[Website and app data records]
******************************
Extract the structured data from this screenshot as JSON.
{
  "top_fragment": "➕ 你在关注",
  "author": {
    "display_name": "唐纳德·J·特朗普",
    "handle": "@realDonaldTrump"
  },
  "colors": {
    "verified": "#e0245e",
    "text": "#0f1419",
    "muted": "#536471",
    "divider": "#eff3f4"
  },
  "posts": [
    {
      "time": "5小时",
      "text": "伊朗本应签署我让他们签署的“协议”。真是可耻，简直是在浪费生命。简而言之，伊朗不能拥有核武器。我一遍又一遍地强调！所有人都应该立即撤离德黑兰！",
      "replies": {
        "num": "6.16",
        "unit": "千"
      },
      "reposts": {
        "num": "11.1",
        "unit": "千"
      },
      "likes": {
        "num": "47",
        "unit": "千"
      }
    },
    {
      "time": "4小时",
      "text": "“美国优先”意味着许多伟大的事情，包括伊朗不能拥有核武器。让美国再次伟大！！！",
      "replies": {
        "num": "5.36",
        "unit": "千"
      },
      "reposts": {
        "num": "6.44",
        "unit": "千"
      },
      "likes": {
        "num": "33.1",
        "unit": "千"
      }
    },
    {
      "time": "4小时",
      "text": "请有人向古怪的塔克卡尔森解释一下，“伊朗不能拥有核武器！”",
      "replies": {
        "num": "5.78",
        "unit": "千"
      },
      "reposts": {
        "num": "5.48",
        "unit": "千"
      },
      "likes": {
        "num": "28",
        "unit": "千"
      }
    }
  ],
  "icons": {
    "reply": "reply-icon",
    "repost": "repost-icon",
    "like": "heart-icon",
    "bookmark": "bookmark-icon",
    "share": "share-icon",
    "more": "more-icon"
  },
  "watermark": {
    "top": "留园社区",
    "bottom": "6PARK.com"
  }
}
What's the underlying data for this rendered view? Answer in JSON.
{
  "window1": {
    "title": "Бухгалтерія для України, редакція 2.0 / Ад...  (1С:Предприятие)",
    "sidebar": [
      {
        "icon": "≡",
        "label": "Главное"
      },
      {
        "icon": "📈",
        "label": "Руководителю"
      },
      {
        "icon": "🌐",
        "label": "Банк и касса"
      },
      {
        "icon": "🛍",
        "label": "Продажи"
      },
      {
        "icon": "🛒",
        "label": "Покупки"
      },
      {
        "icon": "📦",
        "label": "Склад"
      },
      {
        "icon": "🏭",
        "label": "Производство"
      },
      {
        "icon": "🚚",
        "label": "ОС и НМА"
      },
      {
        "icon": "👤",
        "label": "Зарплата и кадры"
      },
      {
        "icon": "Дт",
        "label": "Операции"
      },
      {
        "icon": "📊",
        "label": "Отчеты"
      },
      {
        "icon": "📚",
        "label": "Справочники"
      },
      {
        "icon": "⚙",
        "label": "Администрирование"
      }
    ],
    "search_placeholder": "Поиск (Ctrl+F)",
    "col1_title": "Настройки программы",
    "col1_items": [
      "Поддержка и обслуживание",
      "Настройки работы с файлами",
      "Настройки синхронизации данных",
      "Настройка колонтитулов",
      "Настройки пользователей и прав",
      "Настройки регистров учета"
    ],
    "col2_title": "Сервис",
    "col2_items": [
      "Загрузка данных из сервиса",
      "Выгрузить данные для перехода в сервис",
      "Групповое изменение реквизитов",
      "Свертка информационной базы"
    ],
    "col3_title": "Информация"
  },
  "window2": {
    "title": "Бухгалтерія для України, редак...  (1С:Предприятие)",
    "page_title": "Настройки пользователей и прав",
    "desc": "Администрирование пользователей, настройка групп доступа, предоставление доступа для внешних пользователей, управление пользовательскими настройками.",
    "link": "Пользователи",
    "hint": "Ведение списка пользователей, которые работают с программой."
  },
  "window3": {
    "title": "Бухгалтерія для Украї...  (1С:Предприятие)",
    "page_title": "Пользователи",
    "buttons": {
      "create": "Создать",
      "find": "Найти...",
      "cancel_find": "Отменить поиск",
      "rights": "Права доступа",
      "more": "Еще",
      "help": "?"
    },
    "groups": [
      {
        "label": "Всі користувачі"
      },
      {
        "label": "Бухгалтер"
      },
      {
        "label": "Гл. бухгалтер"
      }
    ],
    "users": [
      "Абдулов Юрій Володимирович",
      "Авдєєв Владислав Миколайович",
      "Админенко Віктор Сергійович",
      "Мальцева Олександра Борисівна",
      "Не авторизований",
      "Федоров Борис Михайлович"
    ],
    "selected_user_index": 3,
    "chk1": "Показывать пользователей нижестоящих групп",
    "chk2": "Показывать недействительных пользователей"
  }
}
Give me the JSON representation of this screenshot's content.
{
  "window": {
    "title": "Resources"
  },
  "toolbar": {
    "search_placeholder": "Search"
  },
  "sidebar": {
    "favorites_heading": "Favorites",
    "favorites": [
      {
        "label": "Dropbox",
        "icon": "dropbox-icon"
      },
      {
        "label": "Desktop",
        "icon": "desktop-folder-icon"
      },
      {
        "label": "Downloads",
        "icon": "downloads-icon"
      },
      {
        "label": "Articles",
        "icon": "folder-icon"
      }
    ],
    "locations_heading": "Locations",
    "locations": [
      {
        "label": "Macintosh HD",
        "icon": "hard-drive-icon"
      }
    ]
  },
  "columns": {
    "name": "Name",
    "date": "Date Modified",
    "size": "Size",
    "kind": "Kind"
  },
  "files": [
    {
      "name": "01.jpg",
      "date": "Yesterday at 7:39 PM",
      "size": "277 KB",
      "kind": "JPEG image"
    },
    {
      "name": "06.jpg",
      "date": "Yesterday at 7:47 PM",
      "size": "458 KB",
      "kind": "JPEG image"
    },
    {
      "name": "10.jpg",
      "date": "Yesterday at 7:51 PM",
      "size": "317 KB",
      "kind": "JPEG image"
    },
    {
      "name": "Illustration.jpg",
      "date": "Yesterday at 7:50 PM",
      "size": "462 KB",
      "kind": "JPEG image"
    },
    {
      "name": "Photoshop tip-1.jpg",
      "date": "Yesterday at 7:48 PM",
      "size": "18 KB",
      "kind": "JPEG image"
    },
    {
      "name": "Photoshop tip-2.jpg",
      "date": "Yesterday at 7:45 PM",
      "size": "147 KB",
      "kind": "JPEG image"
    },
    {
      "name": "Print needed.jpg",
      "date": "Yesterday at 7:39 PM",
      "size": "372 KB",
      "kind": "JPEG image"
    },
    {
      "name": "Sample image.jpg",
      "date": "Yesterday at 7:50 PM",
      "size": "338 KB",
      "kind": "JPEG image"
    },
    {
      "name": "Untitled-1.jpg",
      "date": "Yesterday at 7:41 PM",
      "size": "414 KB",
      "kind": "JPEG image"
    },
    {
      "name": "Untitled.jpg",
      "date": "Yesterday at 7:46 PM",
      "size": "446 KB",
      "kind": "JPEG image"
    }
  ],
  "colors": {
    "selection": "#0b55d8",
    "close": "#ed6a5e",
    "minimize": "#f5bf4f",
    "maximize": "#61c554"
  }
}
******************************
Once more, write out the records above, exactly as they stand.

> RESULT OF THIS EXERCISE:
Extract the structured data from this screenshot as JSON.
{
  "top_fragment": "➕ 你在关注",
  "author": {
    "display_name": "唐纳德·J·特朗普",
    "handle": "@realDonaldTrump"
  },
  "colors": {
    "verified": "#e0245e",
    "text": "#0f1419",
    "muted": "#536471",
    "divider": "#eff3f4"
  },
  "posts": [
    {
      "time": "5小时",
      "text": "伊朗本应签署我让他们签署的“协议”。真是可耻，简直是在浪费生命。简而言之，伊朗不能拥有核武器。我一遍又一遍地强调！所有人都应该立即撤离德黑兰！",
      "replies": {
        "num": "6.16",
        "unit": "千"
      },
      "reposts": {
        "num": "11.1",
        "unit": "千"
      },
      "likes": {
        "num": "47",
        "unit": "千"
      }
    },
    {
      "time": "4小时",
      "text": "“美国优先”意味着许多伟大的事情，包括伊朗不能拥有核武器。让美国再次伟大！！！",
      "replies": {
        "num": "5.36",
        "unit": "千"
      },
      "reposts": {
        "num": "6.44",
        "unit": "千"
      },
      "likes": {
        "num": "33.1",
        "unit": "千"
      }
    },
    {
      "time": "4小时",
      "text": "请有人向古怪的塔克卡尔森解释一下，“伊朗不能拥有核武器！”",
      "replies": {
        "num": "5.78",
        "unit": "千"
      },
      "reposts": {
        "num": "5.48",
        "unit": "千"
      },
      "likes": {
        "num": "28",
        "unit": "千"
      }
    }
  ],
  "icons": {
    "reply": "reply-icon",
    "repost": "repost-icon",
    "like": "heart-icon",
    "bookmark": "bookmark-icon",
    "share": "share-icon",
    "more": "more-icon"
  },
  "watermark": {
    "top": "留园社区",
    "bottom": "6PARK.com"
  }
}
What's the underlying data for this rendered view? Answer in JSON.
{
  "window1": {
    "title": "Бухгалтерія для України, редакція 2.0 / Ад...  (1С:Предприятие)",
    "sidebar": [
      {
        "icon": "≡",
        "label": "Главное"
      },
      {
        "icon": "📈",
        "label": "Руководителю"
      },
      {
        "icon": "🌐",
        "label": "Банк и касса"
      },
      {
        "icon": "🛍",
        "label": "Продажи"
      },
      {
        "icon": "🛒",
        "label": "Покупки"
      },
      {
        "icon": "📦",
        "label": "Склад"
      },
      {
        "icon": "🏭",
        "label": "Производство"
      },
      {
        "icon": "🚚",
        "label": "ОС и НМА"
      },
      {
        "icon": "👤",
        "label": "Зарплата и кадры"
      },
      {
        "icon": "Дт",
        "label": "Операции"
      },
      {
        "icon": "📊",
        "label": "Отчеты"
      },
      {
        "icon": "📚",
        "label": "Справочники"
      },
      {
        "icon": "⚙",
        "label": "Администрирование"
      }
    ],
    "search_placeholder": "Поиск (Ctrl+F)",
    "col1_title": "Настройки программы",
    "col1_items": [
      "Поддержка и обслуживание",
      "Настройки работы с файлами",
      "Настройки синхронизации данных",
      "Настройка колонтитулов",
      "Настройки пользователей и прав",
      "Настройки регистров учета"
    ],
    "col2_title": "Сервис",
    "col2_items": [
      "Загрузка данных из сервиса",
      "Выгрузить данные для перехода в сервис",
      "Групповое изменение реквизитов",
      "Свертка информационной базы"
    ],
    "col3_title": "Информация"
  },
  "window2": {
    "title": "Бухгалтерія для України, редак...  (1С:Предприятие)",
    "page_title": "Настройки пользователей и прав",
    "desc": "Администрирование пользователей, настройка групп доступа, предоставление доступа для внешних пользователей, управление пользовательскими настройками.",
    "link": "Пользователи",
    "hint": "Ведение списка пользователей, которые работают с программой."
  },
  "window3": {
    "title": "Бухгалтерія для Украї...  (1С:Предприятие)",
    "page_title": "Пользователи",
    "buttons": {
      "create": "Создать",
      "find": "Найти...",
      "cancel_find": "Отменить поиск",
      "rights": "Права доступа",
      "more": "Еще",
      "help": "?"
    },
    "groups": [
      {
        "label": "Всі користувачі"
      },
      {
        "label": "Бухгалтер"
      },
      {
        "label": "Гл. бухгалтер"
      }
    ],
    "users": [
      "Абдулов Юрій Володимирович",
      "Авдєєв Владислав Миколайович",
      "Админенко Віктор Сергійович",
      "Мальцева Олександра Борисівна",
      "Не авторизований",
      "Федоров Борис Михайлович"
    ],
    "selected_user_index": 3,
    "chk1": "Показывать пользователей нижестоящих групп",
    "chk2": "Показывать недействительных пользователей"
  }
}
Give me the JSON representation of this screenshot's content.
{
  "window": {
    "title": "Resources"
  },
  "toolbar": {
    "search_placeholder": "Search"
  },
  "sidebar": {
    "favorites_heading": "Favorites",
    "favorites": [
      {
        "label": "Dropbox",
        "icon": "dropbox-icon"
      },
      {
        "label": "Desktop",
        "icon": "desktop-folder-icon"
      },
      {
        "label": "Downloads",
        "icon": "downloads-icon"
      },
      {
        "label": "Articles",
        "icon": "folder-icon"
      }
    ],
    "locations_heading": "Locations",
    "locations": [
      {
        "label": "Macintosh HD",
        "icon": "hard-drive-icon"
      }
    ]
  },
  "columns": {
    "name": "Name",
    "date": "Date Modified",
    "size": "Size",
    "kind": "Kind"
  },
  "files": [
    {
      "name": "01.jpg",
      "date": "Yesterday at 7:39 PM",
      "size": "277 KB",
      "kind": "JPEG image"
    },
    {
      "name": "06.jpg",
      "date": "Yesterday at 7:47 PM",
      "size": "458 KB",
      "kind": "JPEG image"
    },
    {
      "name": "10.jpg",
      "date": "Yesterday at 7:51 PM",
      "size": "317 KB",
      "kind": "JPEG image"
    },
    {
      "name": "Illustration.jpg",
      "date": "Yesterday at 7:50 PM",
      "size": "462 KB",
      "kind": "JPEG image"
    },
    {
      "name": "Photoshop tip-1.jpg",
      "date": "Yesterday at 7:48 PM",
      "size": "18 KB",
      "kind": "JPEG image"
    },
    {
      "name": "Photoshop tip-2.jpg",
      "date": "Yesterday at 7:45 PM",
      "size": "147 KB",
      "kind": "JPEG image"
    },
    {
      "name": "Print needed.jpg",
      "date": "Yesterday at 7:39 PM",
      "size": "372 KB",
      "kind": "JPEG image"
    },
    {
      "name": "Sample image.jpg",
      "date": "Yesterday at 7:50 PM",
      "size": "338 KB",
      "kind": "JPEG image"
    },
    {
      "name": "Untitled-1.jpg",
      "date": "Yesterday at 7:41 PM",
      "size": "414 KB",
      "kind": "JPEG image"
    },
    {
      "name": "Untitled.jpg",
      "date": "Yesterday at 7:46 PM",
      "size": "446 KB",
      "kind": "JPEG image"
    }
  ],
  "colors": {
    "selection": "#0b55d8",
    "close": "#ed6a5e",
    "minimize": "#f5bf4f",
    "maximize": "#61c554"
  }
}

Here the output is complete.